To the best of our knowledge, this is the first longitudinal study on the application of OCT-A in intermediate uveitis. Cross-sectional previous studies revealed a reduction of microvascular perfusion and complexity in superficial and deep retinal layers and the choriocapillaris in eyes with intermediate uveitis compared to healthy controls7,8,9. The role of macular edema in this context has been controversially discussed9,23,24. Also in this study, displacement of retinal vessels by intraretinal cysts in macular edema is likely a relevant cause for impaired retinal perfusion, as displacement might artificially alter retinal perfusion parameters on OCT-A. However, as previously reported, reduced perfusion is also present in the absence of macular edema7,23.
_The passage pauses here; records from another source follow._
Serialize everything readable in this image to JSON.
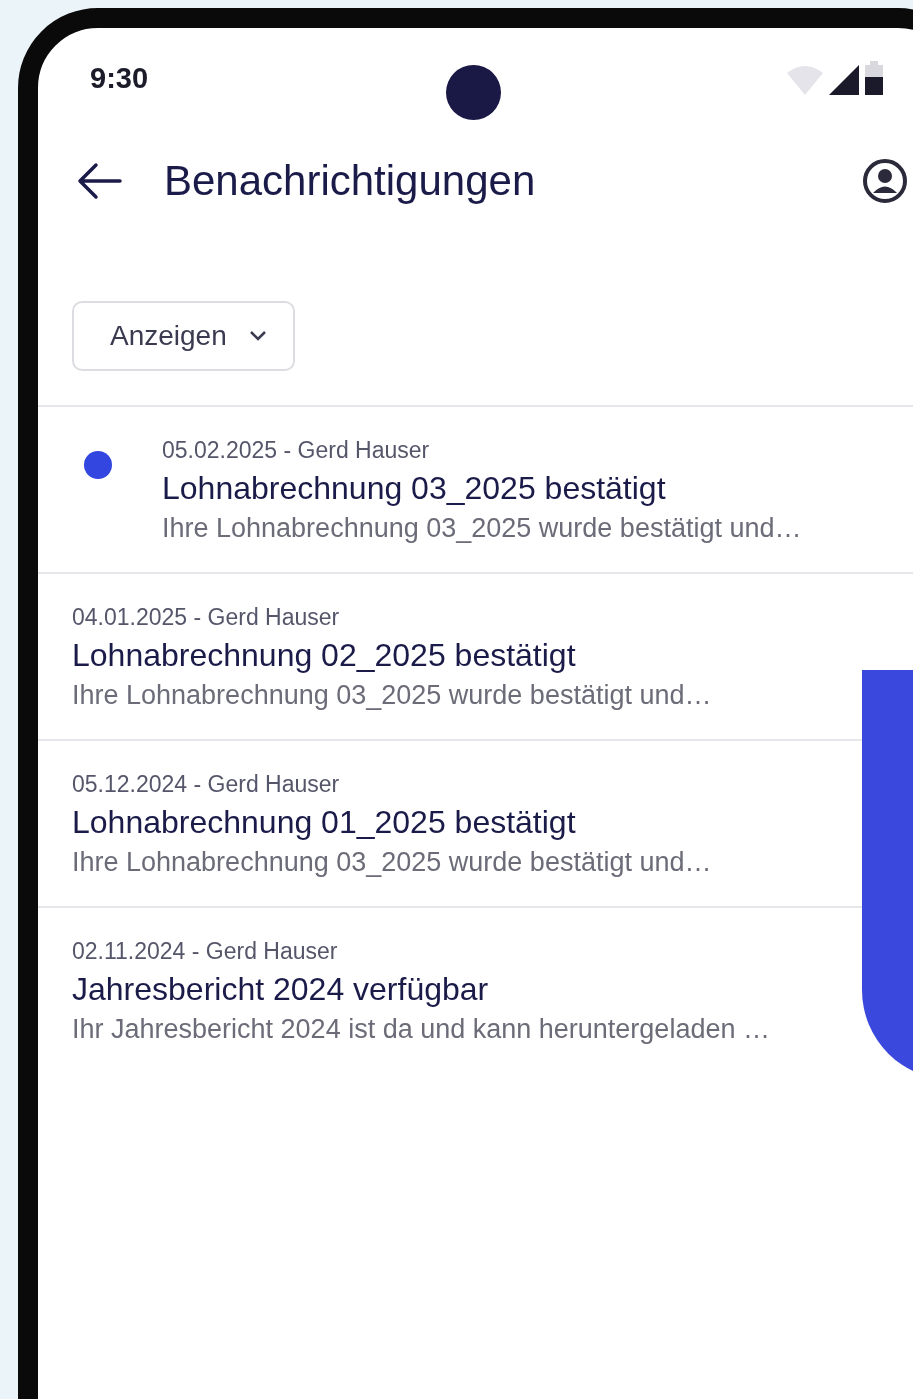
{
  "status_bar": {
    "time": "9:30"
  },
  "header": {
    "title": "Benachrichtigungen"
  },
  "filter": {
    "label": "Anzeigen"
  },
  "notifications": [
    {
      "unread": true,
      "meta": "05.02.2025 - Gerd Hauser",
      "title": "Lohnabrechnung 03_2025 bestätigt",
      "preview": "Ihre Lohnabrechnung 03_2025 wurde bestätigt und…"
    },
    {
      "unread": false,
      "meta": "04.01.2025 - Gerd Hauser",
      "title": "Lohnabrechnung 02_2025 bestätigt",
      "preview": "Ihre Lohnabrechnung 03_2025 wurde bestätigt und…"
    },
    {
      "unread": false,
      "meta": "05.12.2024 - Gerd Hauser",
      "title": "Lohnabrechnung 01_2025 bestätigt",
      "preview": "Ihre Lohnabrechnung 03_2025 wurde bestätigt und…"
    },
    {
      "unread": false,
      "meta": "02.11.2024 - Gerd Hauser",
      "title": "Jahresbericht 2024 verfügbar",
      "preview": "Ihr Jahresbericht 2024 ist da und kann heruntergeladen …"
    }
  ]
}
Our study confirms the association of OCT-A parameters in superficial and deep retinal layers and the choriocapillaris with BCVA and CRT described in previous studies. Due to the cross-sectional nature, previous studies could, however, not assess whether observed perfusion changes were reversible7. Our longitudinal study found an increase of retinal perfusion in clinically improved eyes and a decrease in clinically worsened eyes, therefore, observed alterations in retinal perfusion are—at least partially—reversible. Furthermore, we detected a statistically significant increase of CCNPA in clinically worsened compared to clinically stable eyes.
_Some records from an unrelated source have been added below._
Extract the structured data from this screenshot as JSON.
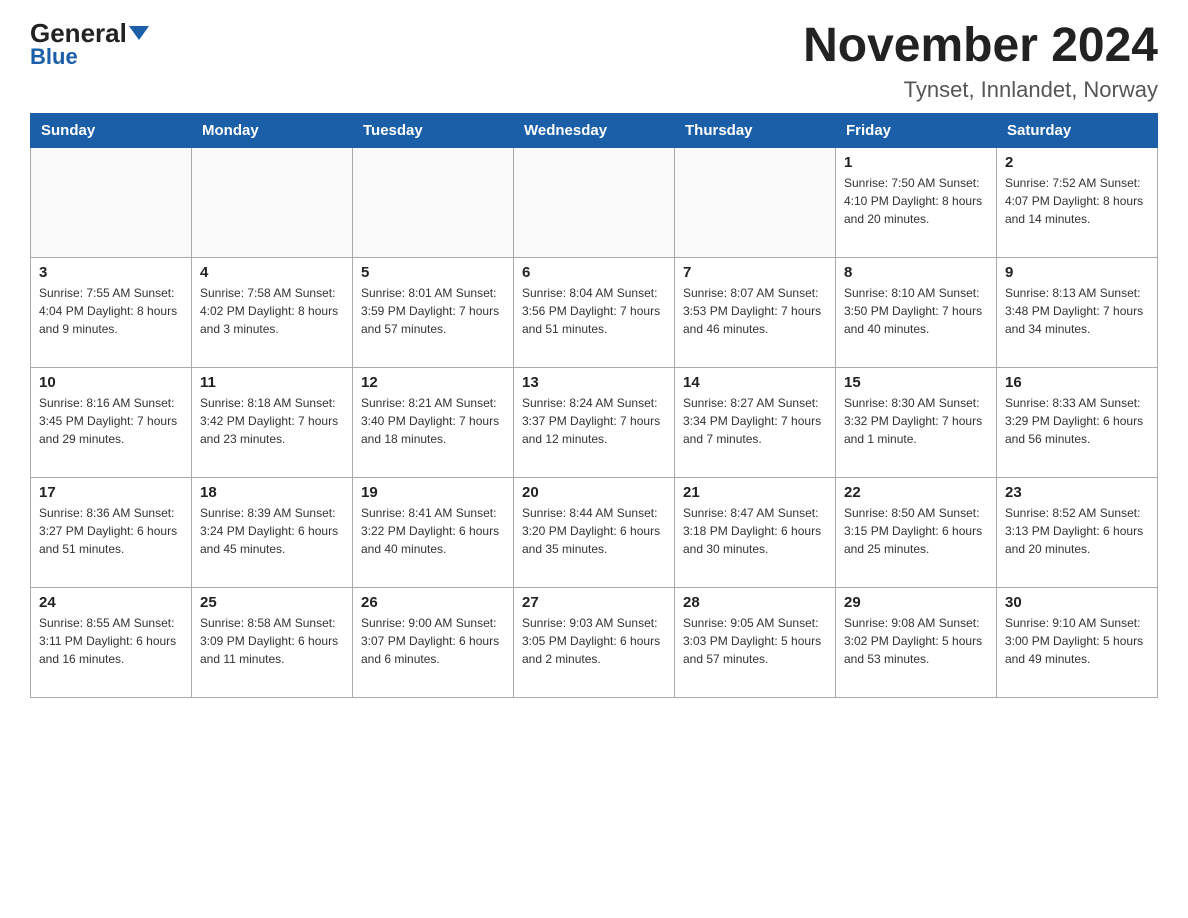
{
  "header": {
    "logo_general": "General",
    "logo_blue": "Blue",
    "month_title": "November 2024",
    "location": "Tynset, Innlandet, Norway"
  },
  "days_of_week": [
    "Sunday",
    "Monday",
    "Tuesday",
    "Wednesday",
    "Thursday",
    "Friday",
    "Saturday"
  ],
  "weeks": [
    [
      {
        "num": "",
        "info": ""
      },
      {
        "num": "",
        "info": ""
      },
      {
        "num": "",
        "info": ""
      },
      {
        "num": "",
        "info": ""
      },
      {
        "num": "",
        "info": ""
      },
      {
        "num": "1",
        "info": "Sunrise: 7:50 AM\nSunset: 4:10 PM\nDaylight: 8 hours\nand 20 minutes."
      },
      {
        "num": "2",
        "info": "Sunrise: 7:52 AM\nSunset: 4:07 PM\nDaylight: 8 hours\nand 14 minutes."
      }
    ],
    [
      {
        "num": "3",
        "info": "Sunrise: 7:55 AM\nSunset: 4:04 PM\nDaylight: 8 hours\nand 9 minutes."
      },
      {
        "num": "4",
        "info": "Sunrise: 7:58 AM\nSunset: 4:02 PM\nDaylight: 8 hours\nand 3 minutes."
      },
      {
        "num": "5",
        "info": "Sunrise: 8:01 AM\nSunset: 3:59 PM\nDaylight: 7 hours\nand 57 minutes."
      },
      {
        "num": "6",
        "info": "Sunrise: 8:04 AM\nSunset: 3:56 PM\nDaylight: 7 hours\nand 51 minutes."
      },
      {
        "num": "7",
        "info": "Sunrise: 8:07 AM\nSunset: 3:53 PM\nDaylight: 7 hours\nand 46 minutes."
      },
      {
        "num": "8",
        "info": "Sunrise: 8:10 AM\nSunset: 3:50 PM\nDaylight: 7 hours\nand 40 minutes."
      },
      {
        "num": "9",
        "info": "Sunrise: 8:13 AM\nSunset: 3:48 PM\nDaylight: 7 hours\nand 34 minutes."
      }
    ],
    [
      {
        "num": "10",
        "info": "Sunrise: 8:16 AM\nSunset: 3:45 PM\nDaylight: 7 hours\nand 29 minutes."
      },
      {
        "num": "11",
        "info": "Sunrise: 8:18 AM\nSunset: 3:42 PM\nDaylight: 7 hours\nand 23 minutes."
      },
      {
        "num": "12",
        "info": "Sunrise: 8:21 AM\nSunset: 3:40 PM\nDaylight: 7 hours\nand 18 minutes."
      },
      {
        "num": "13",
        "info": "Sunrise: 8:24 AM\nSunset: 3:37 PM\nDaylight: 7 hours\nand 12 minutes."
      },
      {
        "num": "14",
        "info": "Sunrise: 8:27 AM\nSunset: 3:34 PM\nDaylight: 7 hours\nand 7 minutes."
      },
      {
        "num": "15",
        "info": "Sunrise: 8:30 AM\nSunset: 3:32 PM\nDaylight: 7 hours\nand 1 minute."
      },
      {
        "num": "16",
        "info": "Sunrise: 8:33 AM\nSunset: 3:29 PM\nDaylight: 6 hours\nand 56 minutes."
      }
    ],
    [
      {
        "num": "17",
        "info": "Sunrise: 8:36 AM\nSunset: 3:27 PM\nDaylight: 6 hours\nand 51 minutes."
      },
      {
        "num": "18",
        "info": "Sunrise: 8:39 AM\nSunset: 3:24 PM\nDaylight: 6 hours\nand 45 minutes."
      },
      {
        "num": "19",
        "info": "Sunrise: 8:41 AM\nSunset: 3:22 PM\nDaylight: 6 hours\nand 40 minutes."
      },
      {
        "num": "20",
        "info": "Sunrise: 8:44 AM\nSunset: 3:20 PM\nDaylight: 6 hours\nand 35 minutes."
      },
      {
        "num": "21",
        "info": "Sunrise: 8:47 AM\nSunset: 3:18 PM\nDaylight: 6 hours\nand 30 minutes."
      },
      {
        "num": "22",
        "info": "Sunrise: 8:50 AM\nSunset: 3:15 PM\nDaylight: 6 hours\nand 25 minutes."
      },
      {
        "num": "23",
        "info": "Sunrise: 8:52 AM\nSunset: 3:13 PM\nDaylight: 6 hours\nand 20 minutes."
      }
    ],
    [
      {
        "num": "24",
        "info": "Sunrise: 8:55 AM\nSunset: 3:11 PM\nDaylight: 6 hours\nand 16 minutes."
      },
      {
        "num": "25",
        "info": "Sunrise: 8:58 AM\nSunset: 3:09 PM\nDaylight: 6 hours\nand 11 minutes."
      },
      {
        "num": "26",
        "info": "Sunrise: 9:00 AM\nSunset: 3:07 PM\nDaylight: 6 hours\nand 6 minutes."
      },
      {
        "num": "27",
        "info": "Sunrise: 9:03 AM\nSunset: 3:05 PM\nDaylight: 6 hours\nand 2 minutes."
      },
      {
        "num": "28",
        "info": "Sunrise: 9:05 AM\nSunset: 3:03 PM\nDaylight: 5 hours\nand 57 minutes."
      },
      {
        "num": "29",
        "info": "Sunrise: 9:08 AM\nSunset: 3:02 PM\nDaylight: 5 hours\nand 53 minutes."
      },
      {
        "num": "30",
        "info": "Sunrise: 9:10 AM\nSunset: 3:00 PM\nDaylight: 5 hours\nand 49 minutes."
      }
    ]
  ]
}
Leukocyte adherence to vessel walls (leukostasis) and leukocyte extravasation are of considerable importance in the pathophysiology of uveitis and contribute to vascular leakage25,26,27,28,29. As leukostasis has been hypothesized as an explanation for reversible impairment of microvascular perfusion in other retinal diseases before30,31,32,33,34, we speculate, that leukostasis may contribute to the observed reversible impairment of microvascular perfusion in intermediate uveitis. A role of leukostasis in intermediate uveitis is further supported by evidence of treatment effects by drugs which target leukocyte trafficking such as Natalizumab and Fingolimod in certain intermediate uveitis subtypes35.

Longitudinal studies of posterior uveitis (acute posterior multifocal placoid pigment epitheliopathy and syphilitic posterior placoid chorioretinitis) indicated reversible impairment of choriocapillaris perfusion36,37. On the contrary, in our study of intermediate uveitis, impairment of choriocapillary perfusion was irreversible. This might be related to a greater inflammatory damage in the choriocapillaris vasculature in intermediate uveitis. However, exact causes remain to be clarified.
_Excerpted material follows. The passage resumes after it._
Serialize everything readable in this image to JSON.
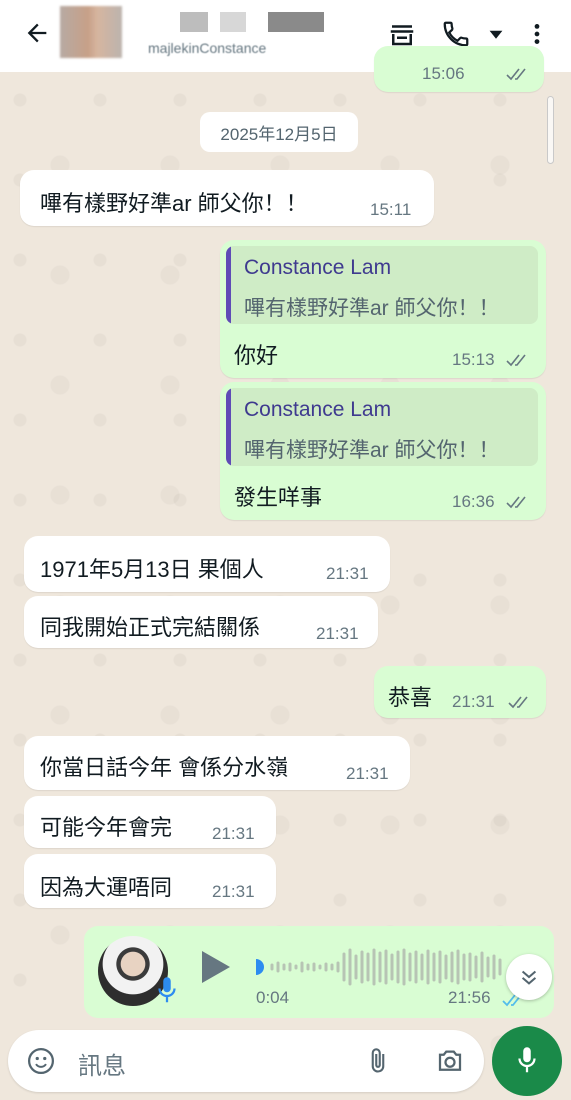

Superficial and deep retinal VD were prognostic for future BCVA in our study. Likewise, superficial retinal VD was prognostic for future CRT. Especially the perfusion of the inner nuclear layer's outer boundary is crucial for photoreceptor, horizontal and bipolar cell function38, which might contribute to this finding. In other retinal diseases, including age-related macular degeneration, several OCT-A parameters were identified as prognostic imaging biomarkers for future disease progression39. Thus, monitoring OCT-A changes in intermediate uveitis may aid in better determining individual prognosis.

Limitations of our study include a relatively small sample size of the clinically worsened and improved group, however this reflects real-world settings. This limitation only applies to the comparison of clinical groups, as the complete available data was used for the predictive analysis. Furthermore, this is a retrospective study and we did not analyze the effect of recurrent episodes of intraocular inflammation. Strengths include the prospective nature of our study and the large dataset used for our predictive analysis. Furthermore, we controlled for possible confounders using regression analyses, standardized OCT-A imaging, image analysis, and uveitis phenotyping based on the SUN criteria.

In conclusion, impairment of retinal perfusion in intermediate uveitis was reversible and OCT-A parameters were prognostic for future BCVA and CRT. Hence, OCT-A may aid in monitoring intermediate uveitis and provide additional information for better assessment of prognosis. Future studies should validate its usefulness as an endpoint in prospective longitudinal trials.